  • Black tea helps to kill viruses, including the herpes virus that may be present in the mouth and gums.
  • It has germicidal (germ-killing) properties and kills germs that cause diarrhea, pneumonia, infections of the urinary bladder, and skin infections.
  • Drinking black tea reduces the risks of breast cancer, stomach cancer, and colorectal cancer. This is attributed to a compound called TF-2, which is present in it. TF-2 specifically kills the cancer cells without damaging the normal cells.
  • Black tea helps to prime up your immune system. How does it do it? Tea contains alkylamines (L-theanine) in a relatively weak form. These alkylamines are also present in certain bacteria, fungi, cancerous cells, parasites, and other invasive agents. In people who drink tea, the immune cells already have come to recognize these alkylamines. Therefore, when bacteria, enter your body, the immune cells, which have come to recognize these alkylamines, promptly combat them and destroy these infective forces.
  • Black tea delays the aging process by reactivating the dying skin cells.
  • Tea contains Vitamin B1 or Thiamine. How does this benefit your health?
    • Vitamin B1 helps to utilize carbohydrates in your body
    • Helps to metabolize amino acids
    • Vitamin B1 is important for the functioning of the nerve cells
    • Helps in the formation of blood
    • Vitamin B1 is important for brain function
    • Helps to increase blood circulation
    • Contributes positively to the production of hydrochloric acid, which is present in gastric juice, thereby helping in the digestive process

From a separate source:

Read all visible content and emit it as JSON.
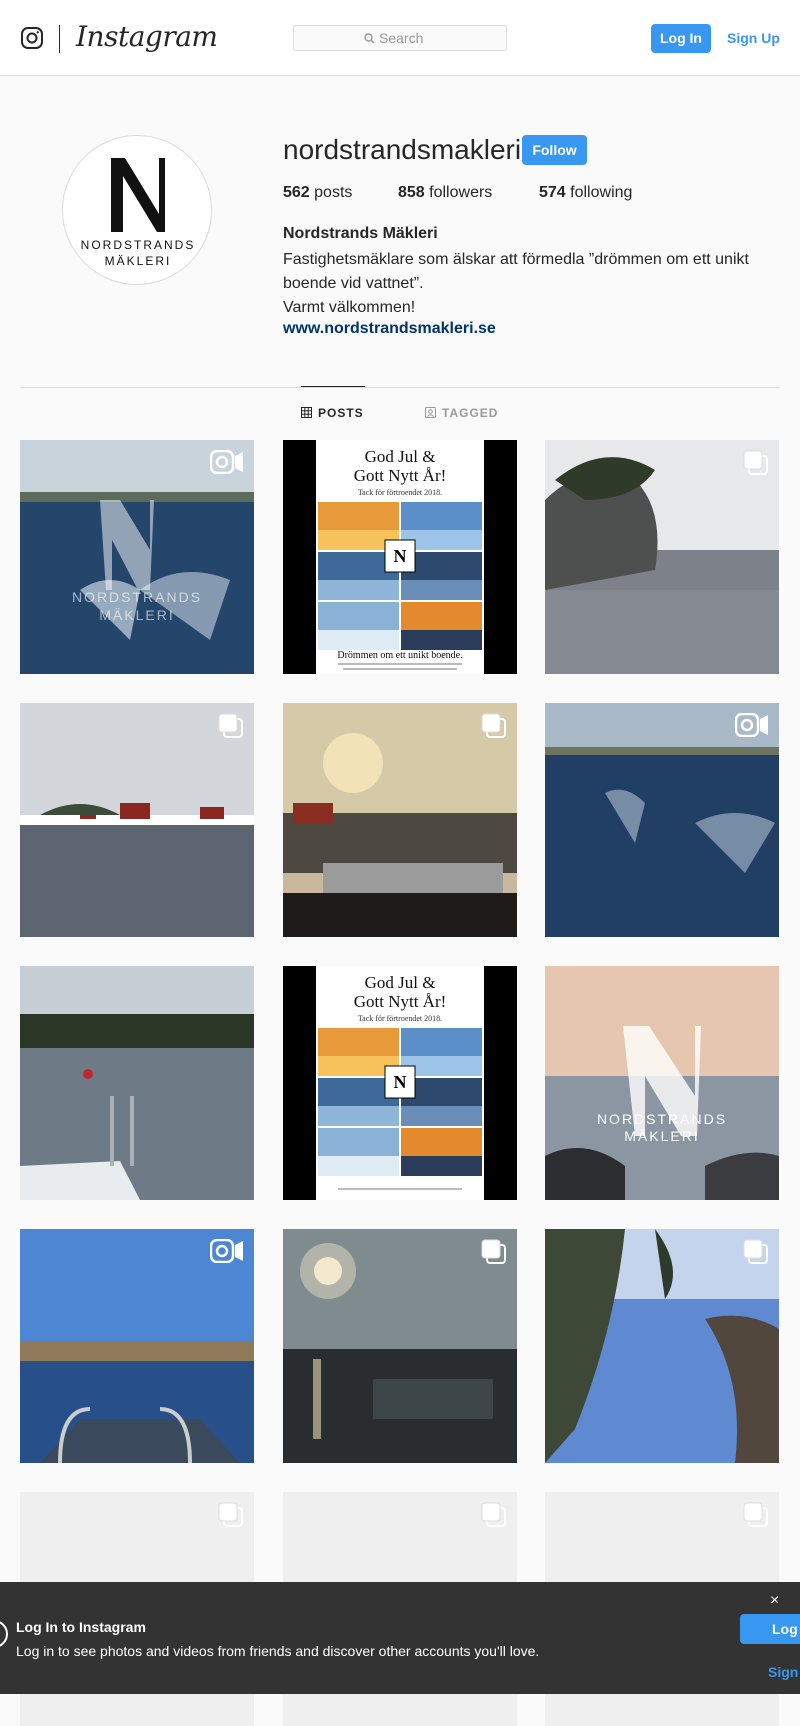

To obtain the maximum health benefits from drinking tea, drink it black, without adding milk or sugar. This is a common practice in the middle east, where it is called “Suleman Chai” – chai meaning tea.

Risks and side effects

Though drinking black tea in moderation is a healthy choice for most people, excessive consumption can have certain side effects.

How much to drink is not defined, but generally exceeding 4–5 cups (710–950 ml) per day can have some harmful side effects, which are mostly caffeine-related. These include:

  • Nausea and vomiting
  • Anxiety
  • Insomnia
  • Rapid breathing
  • Headache
  • Increased frequency in urination
  • Irregular heartbeat
  • Restlessness
  • Ringing in the ears
  • Tremors
  • High blood pressure